Michael O'Neill will respect whatever decision Aaron Hughes makes on his potential retirement, even if he hopes Sunday is not the veteran's final Northern Ireland game.
Hughes, the home nations' most capped defender ever, is expected to make his 112th appearance for his country, just seven shy of equalling Pat Jennings' Northern Irish record.
Such is the 38-year-old's longevity with the Green and White Army, he shared a pitch in Panama with Everton teenager Shayne Lavery, a player who was born after he made his international bow in 1998.
Hughes is yet to determine whether he will carry on his career after this tour, though his club side Hearts have expressed a willingness to offer him fresh terms should he decide to continue.
"I would like Aaron to play as long as possible - he's so close to the record," O'Neill said.
"He can still play, hold his own, I've watched him in the Scottish Premiership this year. Aaron has earned the right to make that decision.
"I think the second half of the season has been good for him. The problem Aaron had was the frustration of the injuries. He was coming back, breaking down, he probably thought, 'I'm not proving to be much value to the club'. That's the type of guy Aaron is.
"I know they would be very keen for him to sign again at Hearts. I think it has to be right for him. I think he needs probably a wee bit of evaluation, 'Do I want to go on?'
"It's 20 years solid of first-team football, hotels, international football. Aaron, for me, is still capable of playing on, not only at club level but international level.
"I genuinely really hope he does. If he made the decision to retire, I'd be disappointed because I want him in the squad but I also respect that what he's given us has been phenomenal."
O'Neill named his strongest possible team against the Panamanians and is likely to bring the youngsters off the bench again having given three players their debuts on Tuesday night.
Of those, Jordan Thompson is searching for a new club having been released by Rangers and Shayne Lavery is yet to make his senior debut for Everton.
"We don't want to just give the guys game time for the sake of it, they have to earn it," O'Neill said of blooding his youngsters.
"We're hoping that this is the first step of many, having had a taste of it it just gives them that wee incentive to go back to their clubs and really push."
One player not in Central America that O'Neill is hoping can also obtain regular first-team football is Norwich goalkeeper Michael McGovern.
One of the Northern Irish stars at Euro 2016, he was his country's first-choice stopper during the qualifiers despite only featuring once for Norwich last season, but the emergence of Trevor Carson and Bailey Peacock-Farrell has provided McGovern with some genuine rivals.
"For his own well-being, mentally in his career, he needs to get out and play and I think he's actively looking to do that," O'Neill said of McGovern.

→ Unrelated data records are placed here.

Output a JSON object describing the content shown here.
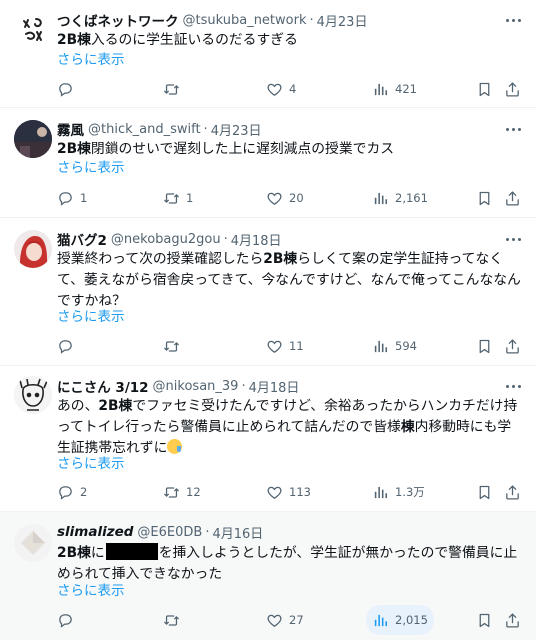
{
  "show_more_label": "さらに表示",
  "tweets": [
    {
      "name": "つくばネットワーク",
      "handle": "@tsukuba_network",
      "date": "4月23日",
      "body_bold": "2B棟",
      "body_rest": "入るのに学生証いるのだるすぎる",
      "replies": "",
      "retweets": "",
      "likes": "4",
      "views": "421"
    },
    {
      "name": "霧風",
      "handle": "@thick_and_swift",
      "date": "4月23日",
      "body_bold": "2B棟",
      "body_rest": "閉鎖のせいで遅刻した上に遅刻減点の授業でカス",
      "replies": "1",
      "retweets": "1",
      "likes": "20",
      "views": "2,161"
    },
    {
      "name": "猫バグ2",
      "handle": "@nekobagu2gou",
      "date": "4月18日",
      "body_pre": "授業終わって次の授業確認したら",
      "body_bold": "2B棟",
      "body_rest": "らしくて案の定学生証持ってなくて、萎えながら宿舎戻ってきて、今なんですけど、なんで俺ってこんななんですかね？",
      "replies": "",
      "retweets": "",
      "likes": "11",
      "views": "594"
    },
    {
      "name": "にこさん 3/12",
      "handle": "@nikosan_39",
      "date": "4月18日",
      "body_pre": "あの、",
      "body_bold": "2B棟",
      "body_rest": "でファセミ受けたんですけど、余裕あったからハンカチだけ持ってトイレ行ったら警備員に止められて詰んだので皆様",
      "body_bold2": "棟",
      "body_rest2": "内移動時にも学生証携帯忘れずに",
      "replies": "2",
      "retweets": "12",
      "likes": "113",
      "views": "1.3万"
    },
    {
      "name": "slimalized",
      "handle": "@E6E0DB",
      "date": "4月16日",
      "body_bold": "2B棟",
      "body_mid": "に",
      "body_rest": "を挿入しようとしたが、学生証が無かったので警備員に止められて挿入できなかった",
      "replies": "",
      "retweets": "",
      "likes": "27",
      "views": "2,015"
    }
  ],
  "colors": {
    "link": "#1d9bf0",
    "muted": "#536471",
    "text": "#0f1419",
    "divider": "#eff3f4"
  }
}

"He's desperate to play, he's not just going to sit there. It will be an interesting summer.
"He knows if he doesn't play his place in the international team will be under threat if there's other goalkeepers playing.
"Michael's still very much the goalkeeper that, once he's playing, it's up to the other goalkeepers to try and dislodge him."